William F. Barnes
October 20, 1917|
Cape Girardeau, Missouri
|Died||April 23, 2009
Santa Monica, California
|Coaching career (HC unless noted)|
|Head coaching record|
College Football Data Warehouse
William F. "Bill" Barnes (October 20, 1917 – April 23, 2009) was the head football coach for UCLA from 1958 to 1964. He guided his teams to a 31–34–3 (.478) record. He did have two seven win seasons in 1960 and 1961, leading the Bruins to the 1962 Rose Bowl.
College football player
He played college football at Tennessee under coach Robert Neyland. He was a member of the 1939 Tennessee Volunteers football team that went through the regular season without allowing a point to be scored.
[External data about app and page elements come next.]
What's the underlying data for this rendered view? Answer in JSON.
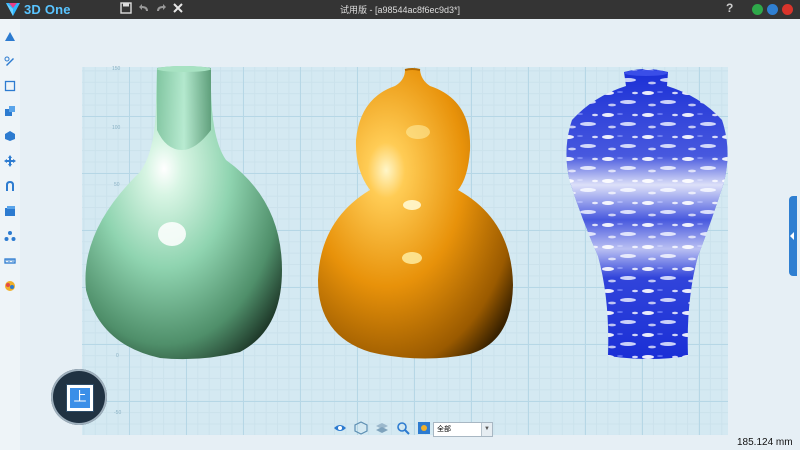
{
  "app": {
    "name": "3D One",
    "window_title": "试用版 - [a98544ac8f6ec9d3*]"
  },
  "toolbar": {
    "save_icon": "save-icon",
    "undo_icon": "undo-icon",
    "redo_icon": "redo-icon",
    "tools_icon": "tools-icon"
  },
  "window_controls": {
    "help_label": "?"
  },
  "viewcube": {
    "face_label": "上"
  },
  "filter": {
    "value": "全部"
  },
  "status": {
    "measurement": "185.124 mm"
  },
  "grid_labels": [
    "150",
    "100",
    "50",
    "0",
    "-50"
  ],
  "colors": {
    "title_bar": "#343434",
    "celadon": "#8fd4b0",
    "gold": "#e8920a",
    "cobalt": "#1a2fd6",
    "accent": "#2f7fd1"
  }
}
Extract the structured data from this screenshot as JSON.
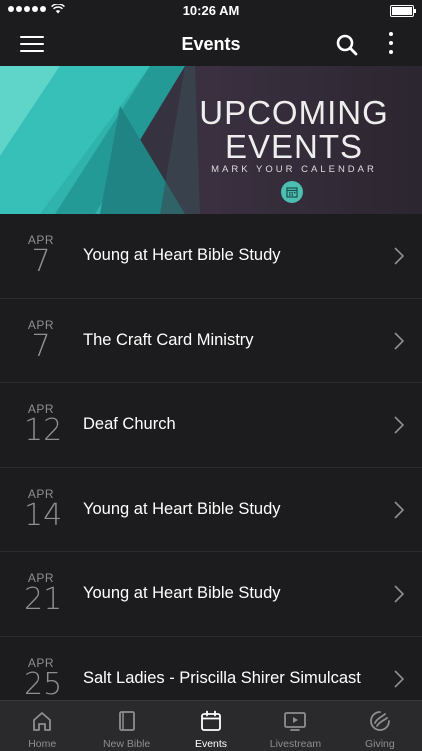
{
  "status_bar": {
    "time": "10:26 AM"
  },
  "nav": {
    "title": "Events"
  },
  "banner": {
    "line1": "UPCOMING",
    "line2": "EVENTS",
    "subtitle": "MARK YOUR CALENDAR"
  },
  "events": [
    {
      "month": "APR",
      "day": "7",
      "title": "Young at Heart Bible Study"
    },
    {
      "month": "APR",
      "day": "7",
      "title": "The Craft Card Ministry"
    },
    {
      "month": "APR",
      "day": "12",
      "title": "Deaf Church"
    },
    {
      "month": "APR",
      "day": "14",
      "title": "Young at Heart Bible Study"
    },
    {
      "month": "APR",
      "day": "21",
      "title": "Young at Heart Bible Study"
    },
    {
      "month": "APR",
      "day": "25",
      "title": "Salt Ladies - Priscilla Shirer Simulcast"
    }
  ],
  "tabs": [
    {
      "label": "Home",
      "icon": "home-icon",
      "active": false
    },
    {
      "label": "New Bible",
      "icon": "book-icon",
      "active": false
    },
    {
      "label": "Events",
      "icon": "calendar-icon",
      "active": true
    },
    {
      "label": "Livestream",
      "icon": "video-icon",
      "active": false
    },
    {
      "label": "Giving",
      "icon": "giving-icon",
      "active": false
    }
  ],
  "colors": {
    "background": "#1c1c1e",
    "accent": "#4bbfb2",
    "tab_bar": "#2a2a2c"
  }
}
This team was invited to play in the 1940 Rose Bowl where they lost to USC 14–0.
He entered World War II, and was assigned to the Alamo Scouts. He earned two Bronze Star Medals, a Silver Star, Legion of Merit, a Philippine Ribbon and an Alamo Scout Commendation, and earned the rank of Major.
He served as an assistant football coach at the University of Arkansas. He then came to UCLA to serve as an assistant coach for "Red" Sanders in 1950. Sanders died of a heart attack before the 1958 season. George Dickerson was named the head coach. Before the season began, Dickerson had been admitted to the UCLA Medical Center with nervous exhaustion on August 30, 1958. Dickerson returned to coach on September 11, and coached for three games as head coach, losing to #21 Pittsburgh on September 20, winning at Illinois, then losing 14–0 at Oregon State. Barnes was named acting head coach for the October 10, 1958 game against Florida. Dickerson had been admitted to the UCLA Medical Center late the previous evening suffering from nervous exhaustion. Barnes was the Head coach for the UCLA Bruins football team from 1959 to 1964. He guided his teams to a 31–34–3 (.478) record. He did have two seven-win seasons in 1960 and 1961, leading the Bruins to the 1962 Rose Bowl. Three of the assistant coaches from the 1954 National Championship season would serve as head coaches for the Bruins: Dickerson, Barnes, and Tommy Prothro. Both Head coach Sanders and Assistant coach Prothro also were from Tennessee.
Head coaching record
|UCLA Bruins (PCC/AAWU) (1958–1964)|
|1961||UCLA||7–4–0||3–1–0||1st||L Rose Bowl||16|
|National championship Conference title Conference division title|
|#Rankings from final Coaches' Poll.
°Rankings from final AP Poll.
He resigned after the 1964 season after learning that Athletic Director J.D. Morgan was not going to renew his contract. After leaving UCLA, he became an NFL scout. He later became a Real Estate developer.
Barnes died at Santa Monica-UCLA Medical Center at the age of 91. He was survived by his wife Frances, to whom he had been married for 62 years. The couple had no children.
He was a 2001 inductee to the Tennessee Sports Hall of Fame.
- Foster, Chris (2009-04-25). "Bill Barnes dies at 91; UCLA football coach led Bruins to 1962 Rose Bowl". Los Angeles Times. Retrieved 2009-04-25.
- Wolf, Al - Dickerson's Condition Improves. Los Angeles Time, September 2, 1958. George Dickerson, new head football coach at UCLA, was reported "progressing well" yesterday at UCLA Medical Center, after being admitted Saturday suffering from nervous exhaustion.
- Wolf, Al - UCLA'S DICKERSON ILL, OUT FOR YEAR. Barnes in Charge of Grid Team. Los Angeles Times, October 10, 1958. George Dickerson, UCLA head football coach, late yesterday' was readmitted to the UCLA Medical Center after suffering a "bad setback" from the nervous exhaustion which hospitalized him just before the season began.
- Murray, Jim - The Barnes Door Shut. Los Angeles Times, December 22, 1964
- "Tennessee Hall of Fame". Archived from the original on 2007-10-19. Retrieved 2007-12-02.
- UCLA Football Media Guide (PDF Copy available at www.uclabruins.com)
- Wolf, Al - SPORTRAITS: Barnes Smart Football Man. Los Angeles Time, October 11, 1958. Bill Barnes, moving up to become UCLA's head football coach for the rest of the season Thursday when nervous exhaustion again struck down George Dickerson, is a pleasant, smallish fellow of 40